(What you need to do) Go through the lines below one by one and count those holding the string "正在测试密码". Give the count alone.

----- Data under study

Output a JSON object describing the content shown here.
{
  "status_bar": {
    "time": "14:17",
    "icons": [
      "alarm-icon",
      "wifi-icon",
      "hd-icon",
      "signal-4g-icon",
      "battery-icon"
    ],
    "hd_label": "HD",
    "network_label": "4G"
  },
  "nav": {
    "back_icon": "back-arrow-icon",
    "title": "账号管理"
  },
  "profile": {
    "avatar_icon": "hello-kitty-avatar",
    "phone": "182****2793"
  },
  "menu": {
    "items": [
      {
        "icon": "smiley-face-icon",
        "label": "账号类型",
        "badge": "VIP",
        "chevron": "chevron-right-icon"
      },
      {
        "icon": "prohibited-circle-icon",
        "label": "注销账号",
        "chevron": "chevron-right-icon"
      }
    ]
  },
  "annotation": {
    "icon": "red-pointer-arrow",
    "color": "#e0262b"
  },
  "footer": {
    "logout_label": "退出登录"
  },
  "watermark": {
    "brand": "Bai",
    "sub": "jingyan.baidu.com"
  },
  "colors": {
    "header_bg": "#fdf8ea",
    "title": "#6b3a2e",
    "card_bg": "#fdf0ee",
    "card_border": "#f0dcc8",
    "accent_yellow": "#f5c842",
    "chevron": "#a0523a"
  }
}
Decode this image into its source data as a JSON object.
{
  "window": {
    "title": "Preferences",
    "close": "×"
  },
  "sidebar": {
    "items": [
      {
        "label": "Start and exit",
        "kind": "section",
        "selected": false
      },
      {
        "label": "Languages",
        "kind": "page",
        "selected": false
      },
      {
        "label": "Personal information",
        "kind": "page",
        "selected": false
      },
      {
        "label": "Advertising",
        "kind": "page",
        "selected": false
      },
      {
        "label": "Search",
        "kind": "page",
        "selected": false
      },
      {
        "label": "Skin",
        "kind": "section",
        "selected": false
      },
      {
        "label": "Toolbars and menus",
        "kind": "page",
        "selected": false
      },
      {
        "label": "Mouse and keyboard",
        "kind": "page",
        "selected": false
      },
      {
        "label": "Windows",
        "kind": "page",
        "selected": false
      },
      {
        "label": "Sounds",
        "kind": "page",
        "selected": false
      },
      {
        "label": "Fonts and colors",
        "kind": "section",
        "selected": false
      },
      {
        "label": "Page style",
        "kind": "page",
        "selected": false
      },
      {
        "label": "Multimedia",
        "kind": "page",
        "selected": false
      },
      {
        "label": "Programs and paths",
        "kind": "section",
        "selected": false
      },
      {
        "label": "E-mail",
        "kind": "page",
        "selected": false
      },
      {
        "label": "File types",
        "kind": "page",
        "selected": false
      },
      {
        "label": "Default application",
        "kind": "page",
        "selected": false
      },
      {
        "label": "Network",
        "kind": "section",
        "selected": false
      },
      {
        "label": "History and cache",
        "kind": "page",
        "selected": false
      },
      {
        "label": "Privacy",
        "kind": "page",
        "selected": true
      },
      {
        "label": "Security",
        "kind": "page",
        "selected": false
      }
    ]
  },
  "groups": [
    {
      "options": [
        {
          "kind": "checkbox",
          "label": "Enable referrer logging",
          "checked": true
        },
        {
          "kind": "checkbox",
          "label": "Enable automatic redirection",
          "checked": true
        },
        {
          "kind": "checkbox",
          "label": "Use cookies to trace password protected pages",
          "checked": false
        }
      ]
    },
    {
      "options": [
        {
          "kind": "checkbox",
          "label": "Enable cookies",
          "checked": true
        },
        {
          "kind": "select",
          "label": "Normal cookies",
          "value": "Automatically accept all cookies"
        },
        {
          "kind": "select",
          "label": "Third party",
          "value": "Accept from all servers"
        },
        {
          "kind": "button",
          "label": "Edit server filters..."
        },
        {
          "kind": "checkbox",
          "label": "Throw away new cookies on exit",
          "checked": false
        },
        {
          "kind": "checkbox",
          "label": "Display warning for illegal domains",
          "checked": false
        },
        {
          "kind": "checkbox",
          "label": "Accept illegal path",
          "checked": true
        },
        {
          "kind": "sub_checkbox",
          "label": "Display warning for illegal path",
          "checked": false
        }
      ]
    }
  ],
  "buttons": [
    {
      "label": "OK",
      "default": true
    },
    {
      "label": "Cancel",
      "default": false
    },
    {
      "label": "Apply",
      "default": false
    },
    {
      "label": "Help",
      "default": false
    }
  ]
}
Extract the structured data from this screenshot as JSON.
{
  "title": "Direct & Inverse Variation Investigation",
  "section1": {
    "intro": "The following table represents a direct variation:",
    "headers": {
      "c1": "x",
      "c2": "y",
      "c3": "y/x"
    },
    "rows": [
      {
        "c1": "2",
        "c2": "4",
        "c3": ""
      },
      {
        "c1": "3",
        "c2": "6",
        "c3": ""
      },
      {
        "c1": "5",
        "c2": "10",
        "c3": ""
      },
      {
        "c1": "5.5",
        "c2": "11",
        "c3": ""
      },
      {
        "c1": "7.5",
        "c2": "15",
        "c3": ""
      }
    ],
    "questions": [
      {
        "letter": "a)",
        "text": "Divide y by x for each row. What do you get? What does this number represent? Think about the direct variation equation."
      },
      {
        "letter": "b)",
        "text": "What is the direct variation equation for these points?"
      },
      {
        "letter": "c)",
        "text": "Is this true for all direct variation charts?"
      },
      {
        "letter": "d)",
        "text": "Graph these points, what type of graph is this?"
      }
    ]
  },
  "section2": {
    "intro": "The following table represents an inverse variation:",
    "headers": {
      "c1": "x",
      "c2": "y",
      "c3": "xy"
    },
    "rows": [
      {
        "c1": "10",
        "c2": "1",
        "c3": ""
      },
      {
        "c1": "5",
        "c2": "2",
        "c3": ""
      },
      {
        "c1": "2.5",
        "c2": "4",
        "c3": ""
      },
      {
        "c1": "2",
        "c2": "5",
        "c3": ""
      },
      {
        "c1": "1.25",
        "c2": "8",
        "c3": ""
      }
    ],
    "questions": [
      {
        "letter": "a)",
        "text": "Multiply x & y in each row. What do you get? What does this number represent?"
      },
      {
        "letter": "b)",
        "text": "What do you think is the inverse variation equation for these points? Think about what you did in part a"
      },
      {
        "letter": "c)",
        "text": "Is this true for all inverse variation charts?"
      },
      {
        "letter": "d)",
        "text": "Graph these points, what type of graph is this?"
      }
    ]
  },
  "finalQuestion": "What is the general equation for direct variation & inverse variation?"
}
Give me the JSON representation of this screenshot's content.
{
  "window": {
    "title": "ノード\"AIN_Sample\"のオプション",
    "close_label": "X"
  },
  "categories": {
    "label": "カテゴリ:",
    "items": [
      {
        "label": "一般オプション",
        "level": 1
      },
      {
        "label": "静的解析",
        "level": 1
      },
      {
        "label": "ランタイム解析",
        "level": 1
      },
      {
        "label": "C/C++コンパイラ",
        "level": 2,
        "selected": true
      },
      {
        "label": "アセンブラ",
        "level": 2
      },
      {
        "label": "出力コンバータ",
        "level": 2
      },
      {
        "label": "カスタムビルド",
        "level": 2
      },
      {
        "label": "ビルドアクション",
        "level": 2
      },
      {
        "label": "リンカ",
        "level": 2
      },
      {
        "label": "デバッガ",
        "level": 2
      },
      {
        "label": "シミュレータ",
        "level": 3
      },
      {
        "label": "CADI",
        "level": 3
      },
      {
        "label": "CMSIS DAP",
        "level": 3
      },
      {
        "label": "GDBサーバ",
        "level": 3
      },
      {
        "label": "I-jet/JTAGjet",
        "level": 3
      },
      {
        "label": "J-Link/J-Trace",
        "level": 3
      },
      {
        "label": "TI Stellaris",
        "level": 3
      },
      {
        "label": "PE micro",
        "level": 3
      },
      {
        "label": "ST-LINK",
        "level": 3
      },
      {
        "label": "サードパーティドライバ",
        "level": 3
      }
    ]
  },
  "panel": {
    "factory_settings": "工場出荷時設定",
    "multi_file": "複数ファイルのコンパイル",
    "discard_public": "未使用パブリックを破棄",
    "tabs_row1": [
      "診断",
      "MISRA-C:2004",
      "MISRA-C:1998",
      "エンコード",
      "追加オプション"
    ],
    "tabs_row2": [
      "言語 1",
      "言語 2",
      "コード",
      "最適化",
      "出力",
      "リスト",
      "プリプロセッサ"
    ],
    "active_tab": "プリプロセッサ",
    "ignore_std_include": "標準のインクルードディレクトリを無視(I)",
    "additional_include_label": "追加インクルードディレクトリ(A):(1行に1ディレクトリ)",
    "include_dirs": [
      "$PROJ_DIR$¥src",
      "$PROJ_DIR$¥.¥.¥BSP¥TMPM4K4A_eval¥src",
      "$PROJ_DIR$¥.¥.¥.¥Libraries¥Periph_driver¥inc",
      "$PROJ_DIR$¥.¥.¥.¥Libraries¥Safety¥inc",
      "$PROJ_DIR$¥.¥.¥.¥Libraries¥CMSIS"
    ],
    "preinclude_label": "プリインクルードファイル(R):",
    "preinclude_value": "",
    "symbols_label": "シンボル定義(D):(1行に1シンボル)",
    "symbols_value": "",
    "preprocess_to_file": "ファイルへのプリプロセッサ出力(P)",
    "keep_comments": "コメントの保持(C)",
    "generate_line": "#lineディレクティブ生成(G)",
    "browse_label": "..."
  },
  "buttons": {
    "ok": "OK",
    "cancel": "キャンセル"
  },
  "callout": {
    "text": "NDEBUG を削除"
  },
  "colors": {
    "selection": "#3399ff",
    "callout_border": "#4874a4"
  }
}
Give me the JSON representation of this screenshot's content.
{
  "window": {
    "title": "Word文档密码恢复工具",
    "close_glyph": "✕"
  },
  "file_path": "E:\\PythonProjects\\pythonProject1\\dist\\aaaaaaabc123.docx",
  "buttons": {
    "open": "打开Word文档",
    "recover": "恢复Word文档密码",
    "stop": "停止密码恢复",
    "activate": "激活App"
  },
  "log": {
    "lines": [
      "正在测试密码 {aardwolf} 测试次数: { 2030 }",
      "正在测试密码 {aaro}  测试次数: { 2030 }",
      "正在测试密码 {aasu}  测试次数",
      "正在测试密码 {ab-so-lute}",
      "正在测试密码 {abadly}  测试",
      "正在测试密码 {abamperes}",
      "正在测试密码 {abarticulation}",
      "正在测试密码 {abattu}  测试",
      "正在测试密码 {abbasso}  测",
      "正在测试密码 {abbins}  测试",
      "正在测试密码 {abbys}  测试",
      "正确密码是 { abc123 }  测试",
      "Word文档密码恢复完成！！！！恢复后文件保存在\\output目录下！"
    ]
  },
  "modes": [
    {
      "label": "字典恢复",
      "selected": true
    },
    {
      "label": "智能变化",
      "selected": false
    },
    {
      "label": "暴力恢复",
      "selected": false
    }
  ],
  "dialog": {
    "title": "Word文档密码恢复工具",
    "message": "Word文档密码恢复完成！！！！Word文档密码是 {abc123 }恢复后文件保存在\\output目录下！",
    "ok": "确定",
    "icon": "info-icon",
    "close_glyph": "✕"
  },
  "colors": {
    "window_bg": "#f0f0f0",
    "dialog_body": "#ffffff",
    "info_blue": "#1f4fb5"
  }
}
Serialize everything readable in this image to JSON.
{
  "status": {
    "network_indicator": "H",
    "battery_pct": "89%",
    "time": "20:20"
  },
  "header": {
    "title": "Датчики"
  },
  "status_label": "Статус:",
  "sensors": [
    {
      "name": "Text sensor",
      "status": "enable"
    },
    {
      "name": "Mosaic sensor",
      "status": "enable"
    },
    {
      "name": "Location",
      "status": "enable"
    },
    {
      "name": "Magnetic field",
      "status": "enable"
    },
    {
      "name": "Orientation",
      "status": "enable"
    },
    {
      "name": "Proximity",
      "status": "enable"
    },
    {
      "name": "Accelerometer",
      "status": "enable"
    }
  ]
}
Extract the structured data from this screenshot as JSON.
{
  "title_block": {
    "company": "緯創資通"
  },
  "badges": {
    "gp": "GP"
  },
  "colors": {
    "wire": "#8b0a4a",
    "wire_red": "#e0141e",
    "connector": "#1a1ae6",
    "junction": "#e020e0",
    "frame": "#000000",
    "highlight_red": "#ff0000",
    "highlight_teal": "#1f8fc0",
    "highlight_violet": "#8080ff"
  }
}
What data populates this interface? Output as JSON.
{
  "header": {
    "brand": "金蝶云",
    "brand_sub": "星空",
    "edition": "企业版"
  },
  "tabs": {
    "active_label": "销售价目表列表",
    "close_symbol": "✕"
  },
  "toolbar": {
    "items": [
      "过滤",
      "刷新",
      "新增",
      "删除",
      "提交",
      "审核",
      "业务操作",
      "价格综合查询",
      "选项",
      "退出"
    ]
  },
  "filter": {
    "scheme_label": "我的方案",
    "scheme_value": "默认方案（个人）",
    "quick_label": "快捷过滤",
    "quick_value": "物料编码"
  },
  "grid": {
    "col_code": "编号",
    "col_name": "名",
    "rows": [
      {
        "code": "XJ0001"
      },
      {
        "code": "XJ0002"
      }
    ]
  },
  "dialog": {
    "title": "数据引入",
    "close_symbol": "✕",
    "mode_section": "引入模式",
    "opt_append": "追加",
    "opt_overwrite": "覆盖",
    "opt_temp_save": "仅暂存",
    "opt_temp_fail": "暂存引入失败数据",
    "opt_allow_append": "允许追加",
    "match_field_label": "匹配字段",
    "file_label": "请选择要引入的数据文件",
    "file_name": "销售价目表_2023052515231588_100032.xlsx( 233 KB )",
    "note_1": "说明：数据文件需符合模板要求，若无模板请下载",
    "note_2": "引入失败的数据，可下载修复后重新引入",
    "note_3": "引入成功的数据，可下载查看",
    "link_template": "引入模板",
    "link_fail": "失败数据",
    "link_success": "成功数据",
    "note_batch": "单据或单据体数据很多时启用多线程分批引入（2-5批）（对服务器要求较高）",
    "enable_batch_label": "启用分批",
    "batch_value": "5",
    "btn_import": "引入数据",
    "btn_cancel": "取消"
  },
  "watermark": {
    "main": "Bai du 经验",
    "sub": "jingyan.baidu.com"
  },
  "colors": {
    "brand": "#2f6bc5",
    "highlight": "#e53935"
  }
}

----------

(Response to this task) 11